── DATA

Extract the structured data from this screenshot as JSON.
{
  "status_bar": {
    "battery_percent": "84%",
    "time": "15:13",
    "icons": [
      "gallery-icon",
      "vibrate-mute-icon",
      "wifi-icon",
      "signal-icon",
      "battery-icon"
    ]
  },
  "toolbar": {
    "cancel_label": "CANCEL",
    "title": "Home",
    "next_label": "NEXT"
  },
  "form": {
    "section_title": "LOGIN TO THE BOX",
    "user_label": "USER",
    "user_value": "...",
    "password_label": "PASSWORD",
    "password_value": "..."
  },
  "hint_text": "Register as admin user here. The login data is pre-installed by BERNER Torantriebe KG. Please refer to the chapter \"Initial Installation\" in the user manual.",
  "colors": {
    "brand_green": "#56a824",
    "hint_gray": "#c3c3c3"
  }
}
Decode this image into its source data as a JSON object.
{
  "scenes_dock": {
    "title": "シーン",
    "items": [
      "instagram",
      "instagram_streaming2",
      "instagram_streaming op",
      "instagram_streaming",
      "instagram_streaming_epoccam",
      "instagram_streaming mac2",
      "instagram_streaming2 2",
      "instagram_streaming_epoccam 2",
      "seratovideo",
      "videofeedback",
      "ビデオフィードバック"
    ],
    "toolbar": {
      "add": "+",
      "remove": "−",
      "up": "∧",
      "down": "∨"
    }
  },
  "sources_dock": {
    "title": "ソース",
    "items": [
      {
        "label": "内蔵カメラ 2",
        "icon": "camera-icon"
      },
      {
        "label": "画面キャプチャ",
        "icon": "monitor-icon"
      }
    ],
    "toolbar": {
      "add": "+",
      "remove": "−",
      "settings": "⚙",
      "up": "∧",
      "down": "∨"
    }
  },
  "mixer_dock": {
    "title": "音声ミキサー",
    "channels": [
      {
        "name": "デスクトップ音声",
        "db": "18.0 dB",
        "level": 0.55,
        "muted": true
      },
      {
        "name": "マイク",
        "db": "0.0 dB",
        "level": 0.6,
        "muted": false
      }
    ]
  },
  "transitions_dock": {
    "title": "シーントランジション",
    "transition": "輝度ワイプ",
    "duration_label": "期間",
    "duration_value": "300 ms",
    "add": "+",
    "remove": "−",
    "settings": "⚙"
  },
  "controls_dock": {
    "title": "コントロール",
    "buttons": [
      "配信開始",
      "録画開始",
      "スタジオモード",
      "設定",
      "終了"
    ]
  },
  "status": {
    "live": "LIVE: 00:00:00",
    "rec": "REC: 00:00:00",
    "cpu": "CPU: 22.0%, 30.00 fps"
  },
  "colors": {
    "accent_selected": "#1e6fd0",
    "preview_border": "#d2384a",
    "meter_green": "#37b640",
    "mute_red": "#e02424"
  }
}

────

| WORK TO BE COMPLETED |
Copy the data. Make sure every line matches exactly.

| ANSWER SECTION |
Extract the structured data from this screenshot as JSON.
{
  "status_bar": {
    "battery_percent": "84%",
    "time": "15:13",
    "icons": [
      "gallery-icon",
      "vibrate-mute-icon",
      "wifi-icon",
      "signal-icon",
      "battery-icon"
    ]
  },
  "toolbar": {
    "cancel_label": "CANCEL",
    "title": "Home",
    "next_label": "NEXT"
  },
  "form": {
    "section_title": "LOGIN TO THE BOX",
    "user_label": "USER",
    "user_value": "...",
    "password_label": "PASSWORD",
    "password_value": "..."
  },
  "hint_text": "Register as admin user here. The login data is pre-installed by BERNER Torantriebe KG. Please refer to the chapter \"Initial Installation\" in the user manual.",
  "colors": {
    "brand_green": "#56a824",
    "hint_gray": "#c3c3c3"
  }
}
Decode this image into its source data as a JSON object.
{
  "scenes_dock": {
    "title": "シーン",
    "items": [
      "instagram",
      "instagram_streaming2",
      "instagram_streaming op",
      "instagram_streaming",
      "instagram_streaming_epoccam",
      "instagram_streaming mac2",
      "instagram_streaming2 2",
      "instagram_streaming_epoccam 2",
      "seratovideo",
      "videofeedback",
      "ビデオフィードバック"
    ],
    "toolbar": {
      "add": "+",
      "remove": "−",
      "up": "∧",
      "down": "∨"
    }
  },
  "sources_dock": {
    "title": "ソース",
    "items": [
      {
        "label": "内蔵カメラ 2",
        "icon": "camera-icon"
      },
      {
        "label": "画面キャプチャ",
        "icon": "monitor-icon"
      }
    ],
    "toolbar": {
      "add": "+",
      "remove": "−",
      "settings": "⚙",
      "up": "∧",
      "down": "∨"
    }
  },
  "mixer_dock": {
    "title": "音声ミキサー",
    "channels": [
      {
        "name": "デスクトップ音声",
        "db": "18.0 dB",
        "level": 0.55,
        "muted": true
      },
      {
        "name": "マイク",
        "db": "0.0 dB",
        "level": 0.6,
        "muted": false
      }
    ]
  },
  "transitions_dock": {
    "title": "シーントランジション",
    "transition": "輝度ワイプ",
    "duration_label": "期間",
    "duration_value": "300 ms",
    "add": "+",
    "remove": "−",
    "settings": "⚙"
  },
  "controls_dock": {
    "title": "コントロール",
    "buttons": [
      "配信開始",
      "録画開始",
      "スタジオモード",
      "設定",
      "終了"
    ]
  },
  "status": {
    "live": "LIVE: 00:00:00",
    "rec": "REC: 00:00:00",
    "cpu": "CPU: 22.0%, 30.00 fps"
  },
  "colors": {
    "accent_selected": "#1e6fd0",
    "preview_border": "#d2384a",
    "meter_green": "#37b640",
    "mute_red": "#e02424"
  }
}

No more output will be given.